Because of general bipartisan support for energy-efficient housing options, recent government legislation has extended the Energy efficient homes tax credit through the end of 2013. Both builders constructing energy efficient homes and homeowners who make home improvements and purchase qualified energy-efficient appliances can benefit from this Federal tax credit of up to $2,000 for the 2013 tax year.
Builders can take advantage of this credit by proving that the amount of energy consumed by the AC and heating systems in their newly constructed homes is at least 50 percent reduced from that of similar homes built before 2006. Special construction techniques and materials, high-quality insulation, energy-efficient furnaces and heat pumps will help builders to achieve this goal.
Individual homeowners who want to participate in energy tax credits can do so by making home improvements in the insulation, heating systems, and construction of their existing primary residences, and/or by purchasing and installing new Energy Star certified large home appliances which are designed to utilize far less electricity than older models. To qualify for the energy tax credit, the expectation is that all installed equipment claimed for the credit will remain in the primary home for at least five years.

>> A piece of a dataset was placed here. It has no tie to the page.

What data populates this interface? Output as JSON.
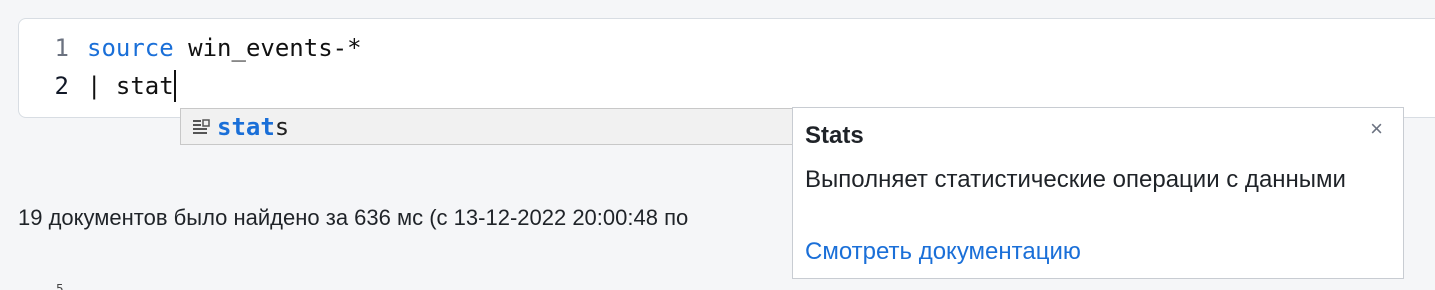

A wide range of home improvements could qualify for energy credits:
· Insulated exterior doors and storm windows
· High-efficiency air-circulation fans
· Geothermal heat pumps
· Insulated skylights
· Asphalt roofs designed to keep temperatures steady with special cooling granules
· High-efficiency air-conditioning and heating systems
· New insulation in walls and ceilings
· Energy-Star stoves, water heaters, and washer/dryers.
There are a number of companies that will provide energy audit services for homeowners interested in finding ways to reduce their energy consumption. Many electricity providers may also provide these services for free or for a reduced fee for low-income customers.
As our economy struggles to recover from the recent recession, it is necessary for homeowners and tax payers to try to save money in any way they can. Not only can improving a home’s energy efficiency help to save money in the long run, but many tax credits can be a great help in achieving a lump sum savings as well.